▸ Material provided
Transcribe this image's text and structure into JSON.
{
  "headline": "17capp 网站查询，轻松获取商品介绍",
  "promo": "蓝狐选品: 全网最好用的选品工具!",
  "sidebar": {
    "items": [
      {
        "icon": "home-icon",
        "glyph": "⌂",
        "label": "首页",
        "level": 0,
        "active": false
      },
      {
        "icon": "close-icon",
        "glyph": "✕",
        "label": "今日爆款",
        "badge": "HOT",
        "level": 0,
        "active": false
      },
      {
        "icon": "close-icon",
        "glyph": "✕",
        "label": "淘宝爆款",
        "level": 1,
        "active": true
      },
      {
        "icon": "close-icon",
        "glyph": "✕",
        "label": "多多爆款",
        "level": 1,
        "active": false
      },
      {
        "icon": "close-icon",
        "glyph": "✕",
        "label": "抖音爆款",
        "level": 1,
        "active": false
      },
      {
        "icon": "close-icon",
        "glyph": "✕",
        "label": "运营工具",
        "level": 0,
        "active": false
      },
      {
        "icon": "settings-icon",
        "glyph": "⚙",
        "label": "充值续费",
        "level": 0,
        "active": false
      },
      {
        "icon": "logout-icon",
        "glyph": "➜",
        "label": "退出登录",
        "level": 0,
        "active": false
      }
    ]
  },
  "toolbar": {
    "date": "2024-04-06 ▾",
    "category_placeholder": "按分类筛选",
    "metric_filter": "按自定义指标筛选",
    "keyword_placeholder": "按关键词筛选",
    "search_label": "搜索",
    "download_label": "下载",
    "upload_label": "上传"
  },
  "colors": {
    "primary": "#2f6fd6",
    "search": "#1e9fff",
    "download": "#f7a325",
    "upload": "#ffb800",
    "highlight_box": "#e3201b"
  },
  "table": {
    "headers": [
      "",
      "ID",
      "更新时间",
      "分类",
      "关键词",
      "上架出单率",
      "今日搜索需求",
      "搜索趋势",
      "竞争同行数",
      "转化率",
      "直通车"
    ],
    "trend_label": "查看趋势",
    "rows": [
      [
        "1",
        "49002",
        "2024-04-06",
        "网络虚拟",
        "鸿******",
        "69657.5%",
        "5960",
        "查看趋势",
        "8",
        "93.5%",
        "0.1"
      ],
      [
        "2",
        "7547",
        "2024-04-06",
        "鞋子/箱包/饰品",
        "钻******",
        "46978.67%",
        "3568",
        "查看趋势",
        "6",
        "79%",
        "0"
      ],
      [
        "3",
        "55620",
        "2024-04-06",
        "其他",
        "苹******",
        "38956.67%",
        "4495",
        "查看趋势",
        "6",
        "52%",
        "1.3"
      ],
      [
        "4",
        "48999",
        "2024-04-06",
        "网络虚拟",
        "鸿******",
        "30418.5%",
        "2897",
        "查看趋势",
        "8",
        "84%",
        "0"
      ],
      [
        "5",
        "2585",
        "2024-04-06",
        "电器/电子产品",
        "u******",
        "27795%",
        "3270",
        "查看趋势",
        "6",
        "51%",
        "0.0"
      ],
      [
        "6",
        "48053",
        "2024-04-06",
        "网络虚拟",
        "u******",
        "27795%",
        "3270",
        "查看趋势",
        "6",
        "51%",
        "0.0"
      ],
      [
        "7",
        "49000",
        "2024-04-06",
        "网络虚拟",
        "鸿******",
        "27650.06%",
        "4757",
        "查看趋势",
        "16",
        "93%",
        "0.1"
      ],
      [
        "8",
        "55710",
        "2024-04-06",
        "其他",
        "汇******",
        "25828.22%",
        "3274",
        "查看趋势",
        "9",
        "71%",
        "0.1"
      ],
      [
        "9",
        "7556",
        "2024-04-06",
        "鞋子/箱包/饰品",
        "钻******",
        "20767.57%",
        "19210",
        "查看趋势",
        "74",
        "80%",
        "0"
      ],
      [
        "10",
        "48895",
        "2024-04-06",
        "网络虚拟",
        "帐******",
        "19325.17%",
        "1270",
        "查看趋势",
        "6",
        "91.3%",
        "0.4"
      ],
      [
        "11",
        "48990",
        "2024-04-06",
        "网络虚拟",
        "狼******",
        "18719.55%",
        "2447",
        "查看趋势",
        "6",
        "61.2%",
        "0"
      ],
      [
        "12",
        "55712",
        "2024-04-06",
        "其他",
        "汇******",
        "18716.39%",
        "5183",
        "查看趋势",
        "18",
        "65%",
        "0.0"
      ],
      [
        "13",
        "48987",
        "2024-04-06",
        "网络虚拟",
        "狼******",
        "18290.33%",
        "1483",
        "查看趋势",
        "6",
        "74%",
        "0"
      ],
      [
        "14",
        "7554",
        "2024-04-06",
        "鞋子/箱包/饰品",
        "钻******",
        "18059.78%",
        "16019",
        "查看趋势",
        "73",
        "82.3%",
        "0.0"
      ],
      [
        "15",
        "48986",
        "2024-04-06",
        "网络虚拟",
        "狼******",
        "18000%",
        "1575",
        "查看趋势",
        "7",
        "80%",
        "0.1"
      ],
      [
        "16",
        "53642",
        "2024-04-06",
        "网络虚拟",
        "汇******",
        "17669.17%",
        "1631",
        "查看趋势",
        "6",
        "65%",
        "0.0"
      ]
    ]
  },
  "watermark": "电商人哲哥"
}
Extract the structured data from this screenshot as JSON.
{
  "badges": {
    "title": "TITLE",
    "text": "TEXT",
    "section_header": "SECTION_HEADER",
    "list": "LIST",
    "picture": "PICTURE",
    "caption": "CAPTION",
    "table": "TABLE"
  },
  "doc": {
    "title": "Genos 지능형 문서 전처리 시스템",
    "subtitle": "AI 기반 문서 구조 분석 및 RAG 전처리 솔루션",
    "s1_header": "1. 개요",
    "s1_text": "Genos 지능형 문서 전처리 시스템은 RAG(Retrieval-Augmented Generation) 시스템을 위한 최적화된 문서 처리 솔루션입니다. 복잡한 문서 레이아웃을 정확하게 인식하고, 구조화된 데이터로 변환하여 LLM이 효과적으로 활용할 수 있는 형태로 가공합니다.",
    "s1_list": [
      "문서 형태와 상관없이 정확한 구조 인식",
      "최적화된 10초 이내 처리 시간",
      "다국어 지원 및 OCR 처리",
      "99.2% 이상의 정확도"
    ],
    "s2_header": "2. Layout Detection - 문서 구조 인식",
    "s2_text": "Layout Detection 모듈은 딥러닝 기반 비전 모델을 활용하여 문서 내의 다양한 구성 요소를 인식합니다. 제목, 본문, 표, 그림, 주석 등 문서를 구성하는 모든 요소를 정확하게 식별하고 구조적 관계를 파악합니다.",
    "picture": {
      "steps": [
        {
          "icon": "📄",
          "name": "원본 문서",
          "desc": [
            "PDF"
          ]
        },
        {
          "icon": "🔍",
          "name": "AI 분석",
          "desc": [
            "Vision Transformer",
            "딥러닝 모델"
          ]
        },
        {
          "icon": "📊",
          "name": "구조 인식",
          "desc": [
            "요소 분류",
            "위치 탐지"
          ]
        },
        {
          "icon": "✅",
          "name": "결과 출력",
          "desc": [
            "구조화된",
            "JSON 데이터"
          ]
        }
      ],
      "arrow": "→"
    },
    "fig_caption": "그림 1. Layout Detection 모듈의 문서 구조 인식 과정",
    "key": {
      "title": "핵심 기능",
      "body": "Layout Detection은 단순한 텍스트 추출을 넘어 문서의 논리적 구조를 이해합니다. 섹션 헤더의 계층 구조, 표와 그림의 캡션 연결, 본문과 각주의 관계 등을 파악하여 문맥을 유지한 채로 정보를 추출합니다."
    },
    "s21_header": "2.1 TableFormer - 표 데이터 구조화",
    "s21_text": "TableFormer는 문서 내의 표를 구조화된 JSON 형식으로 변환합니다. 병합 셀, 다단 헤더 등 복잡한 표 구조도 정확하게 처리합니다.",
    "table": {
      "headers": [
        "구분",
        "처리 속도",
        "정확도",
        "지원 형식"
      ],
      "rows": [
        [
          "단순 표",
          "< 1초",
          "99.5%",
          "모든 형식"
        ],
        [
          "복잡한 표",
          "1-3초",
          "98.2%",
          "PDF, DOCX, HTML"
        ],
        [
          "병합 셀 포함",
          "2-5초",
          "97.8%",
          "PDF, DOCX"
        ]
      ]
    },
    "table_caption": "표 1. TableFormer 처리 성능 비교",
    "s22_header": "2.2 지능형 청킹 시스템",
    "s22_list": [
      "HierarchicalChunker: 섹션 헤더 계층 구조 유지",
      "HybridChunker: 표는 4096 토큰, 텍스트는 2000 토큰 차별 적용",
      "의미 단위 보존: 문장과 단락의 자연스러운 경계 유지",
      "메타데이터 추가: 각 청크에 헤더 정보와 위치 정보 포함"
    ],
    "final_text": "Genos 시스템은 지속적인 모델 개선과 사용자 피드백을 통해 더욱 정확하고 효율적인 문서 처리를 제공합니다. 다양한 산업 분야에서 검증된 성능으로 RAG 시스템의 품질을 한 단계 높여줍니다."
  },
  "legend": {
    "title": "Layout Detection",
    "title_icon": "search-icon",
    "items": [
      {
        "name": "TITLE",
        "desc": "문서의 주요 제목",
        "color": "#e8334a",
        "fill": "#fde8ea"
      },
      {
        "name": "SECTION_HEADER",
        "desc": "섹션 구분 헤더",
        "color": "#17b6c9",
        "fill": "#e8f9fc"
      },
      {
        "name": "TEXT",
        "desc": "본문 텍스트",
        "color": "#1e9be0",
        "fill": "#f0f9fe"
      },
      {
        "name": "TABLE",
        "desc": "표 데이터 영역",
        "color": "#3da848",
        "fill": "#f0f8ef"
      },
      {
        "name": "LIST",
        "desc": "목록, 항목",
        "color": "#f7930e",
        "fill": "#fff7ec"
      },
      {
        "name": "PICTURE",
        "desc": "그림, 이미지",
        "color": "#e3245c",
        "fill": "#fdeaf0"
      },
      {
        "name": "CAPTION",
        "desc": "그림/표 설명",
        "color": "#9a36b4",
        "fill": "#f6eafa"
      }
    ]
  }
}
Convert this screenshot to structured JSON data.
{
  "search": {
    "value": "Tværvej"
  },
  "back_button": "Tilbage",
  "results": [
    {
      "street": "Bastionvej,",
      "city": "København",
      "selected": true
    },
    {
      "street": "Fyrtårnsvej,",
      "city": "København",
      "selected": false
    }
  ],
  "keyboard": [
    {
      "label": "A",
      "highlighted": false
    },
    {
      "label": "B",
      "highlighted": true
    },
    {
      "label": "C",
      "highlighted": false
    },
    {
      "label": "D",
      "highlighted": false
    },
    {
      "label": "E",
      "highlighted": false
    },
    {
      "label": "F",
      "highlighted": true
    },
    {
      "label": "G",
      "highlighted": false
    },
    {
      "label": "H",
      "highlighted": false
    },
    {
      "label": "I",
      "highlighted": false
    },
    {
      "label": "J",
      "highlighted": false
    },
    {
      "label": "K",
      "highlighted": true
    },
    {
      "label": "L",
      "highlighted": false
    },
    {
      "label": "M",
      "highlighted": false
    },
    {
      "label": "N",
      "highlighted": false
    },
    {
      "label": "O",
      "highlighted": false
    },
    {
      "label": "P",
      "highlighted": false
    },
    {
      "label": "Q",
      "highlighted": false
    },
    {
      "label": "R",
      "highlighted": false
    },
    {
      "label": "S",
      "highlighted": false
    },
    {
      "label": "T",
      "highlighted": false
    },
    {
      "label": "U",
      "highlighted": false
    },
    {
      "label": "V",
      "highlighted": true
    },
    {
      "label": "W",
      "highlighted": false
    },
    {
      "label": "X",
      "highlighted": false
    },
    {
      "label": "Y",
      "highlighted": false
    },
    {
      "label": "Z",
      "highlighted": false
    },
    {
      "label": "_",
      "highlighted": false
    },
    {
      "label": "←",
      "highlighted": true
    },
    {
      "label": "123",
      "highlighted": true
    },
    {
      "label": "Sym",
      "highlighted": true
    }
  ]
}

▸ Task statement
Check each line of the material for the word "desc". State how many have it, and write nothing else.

▸ The answer
11